> What to do: Each entry needs to be duplicated exactly.

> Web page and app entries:
- Opening Delimiter -
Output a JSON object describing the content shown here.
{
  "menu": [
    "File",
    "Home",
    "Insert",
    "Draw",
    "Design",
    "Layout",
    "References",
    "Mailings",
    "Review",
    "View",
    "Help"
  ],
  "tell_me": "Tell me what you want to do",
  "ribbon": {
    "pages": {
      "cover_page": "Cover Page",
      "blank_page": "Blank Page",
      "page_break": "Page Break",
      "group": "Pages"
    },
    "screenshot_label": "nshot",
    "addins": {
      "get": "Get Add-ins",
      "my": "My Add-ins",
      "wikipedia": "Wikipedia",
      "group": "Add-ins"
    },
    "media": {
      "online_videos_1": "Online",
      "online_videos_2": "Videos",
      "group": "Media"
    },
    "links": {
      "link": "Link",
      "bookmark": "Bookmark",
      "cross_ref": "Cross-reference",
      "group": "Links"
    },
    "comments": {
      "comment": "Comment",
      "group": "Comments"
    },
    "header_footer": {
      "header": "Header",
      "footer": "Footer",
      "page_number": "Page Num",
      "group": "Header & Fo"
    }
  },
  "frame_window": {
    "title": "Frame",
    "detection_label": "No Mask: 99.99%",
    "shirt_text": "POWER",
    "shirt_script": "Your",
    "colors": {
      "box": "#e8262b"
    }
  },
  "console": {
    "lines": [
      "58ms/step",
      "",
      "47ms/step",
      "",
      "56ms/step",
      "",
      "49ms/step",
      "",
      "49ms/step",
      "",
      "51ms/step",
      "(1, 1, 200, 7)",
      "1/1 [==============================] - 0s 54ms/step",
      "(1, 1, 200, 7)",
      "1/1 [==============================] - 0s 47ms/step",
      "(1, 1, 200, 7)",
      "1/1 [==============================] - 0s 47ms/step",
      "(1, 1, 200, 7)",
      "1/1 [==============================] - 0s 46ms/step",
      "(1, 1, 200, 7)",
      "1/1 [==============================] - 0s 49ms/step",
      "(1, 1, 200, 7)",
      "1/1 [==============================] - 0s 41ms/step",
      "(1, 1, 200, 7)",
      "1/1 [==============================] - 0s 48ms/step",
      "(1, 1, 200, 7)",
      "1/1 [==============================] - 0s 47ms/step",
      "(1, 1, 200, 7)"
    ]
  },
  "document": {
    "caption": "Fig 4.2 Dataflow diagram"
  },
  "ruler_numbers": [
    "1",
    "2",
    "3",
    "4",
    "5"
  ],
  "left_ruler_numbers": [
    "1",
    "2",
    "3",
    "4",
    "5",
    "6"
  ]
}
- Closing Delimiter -
> Exercise answer:
Output a JSON object describing the content shown here.
{
  "menu": [
    "File",
    "Home",
    "Insert",
    "Draw",
    "Design",
    "Layout",
    "References",
    "Mailings",
    "Review",
    "View",
    "Help"
  ],
  "tell_me": "Tell me what you want to do",
  "ribbon": {
    "pages": {
      "cover_page": "Cover Page",
      "blank_page": "Blank Page",
      "page_break": "Page Break",
      "group": "Pages"
    },
    "screenshot_label": "nshot",
    "addins": {
      "get": "Get Add-ins",
      "my": "My Add-ins",
      "wikipedia": "Wikipedia",
      "group": "Add-ins"
    },
    "media": {
      "online_videos_1": "Online",
      "online_videos_2": "Videos",
      "group": "Media"
    },
    "links": {
      "link": "Link",
      "bookmark": "Bookmark",
      "cross_ref": "Cross-reference",
      "group": "Links"
    },
    "comments": {
      "comment": "Comment",
      "group": "Comments"
    },
    "header_footer": {
      "header": "Header",
      "footer": "Footer",
      "page_number": "Page Num",
      "group": "Header & Fo"
    }
  },
  "frame_window": {
    "title": "Frame",
    "detection_label": "No Mask: 99.99%",
    "shirt_text": "POWER",
    "shirt_script": "Your",
    "colors": {
      "box": "#e8262b"
    }
  },
  "console": {
    "lines": [
      "58ms/step",
      "",
      "47ms/step",
      "",
      "56ms/step",
      "",
      "49ms/step",
      "",
      "49ms/step",
      "",
      "51ms/step",
      "(1, 1, 200, 7)",
      "1/1 [==============================] - 0s 54ms/step",
      "(1, 1, 200, 7)",
      "1/1 [==============================] - 0s 47ms/step",
      "(1, 1, 200, 7)",
      "1/1 [==============================] - 0s 47ms/step",
      "(1, 1, 200, 7)",
      "1/1 [==============================] - 0s 46ms/step",
      "(1, 1, 200, 7)",
      "1/1 [==============================] - 0s 49ms/step",
      "(1, 1, 200, 7)",
      "1/1 [==============================] - 0s 41ms/step",
      "(1, 1, 200, 7)",
      "1/1 [==============================] - 0s 48ms/step",
      "(1, 1, 200, 7)",
      "1/1 [==============================] - 0s 47ms/step",
      "(1, 1, 200, 7)"
    ]
  },
  "document": {
    "caption": "Fig 4.2 Dataflow diagram"
  },
  "ruler_numbers": [
    "1",
    "2",
    "3",
    "4",
    "5"
  ],
  "left_ruler_numbers": [
    "1",
    "2",
    "3",
    "4",
    "5",
    "6"
  ]
}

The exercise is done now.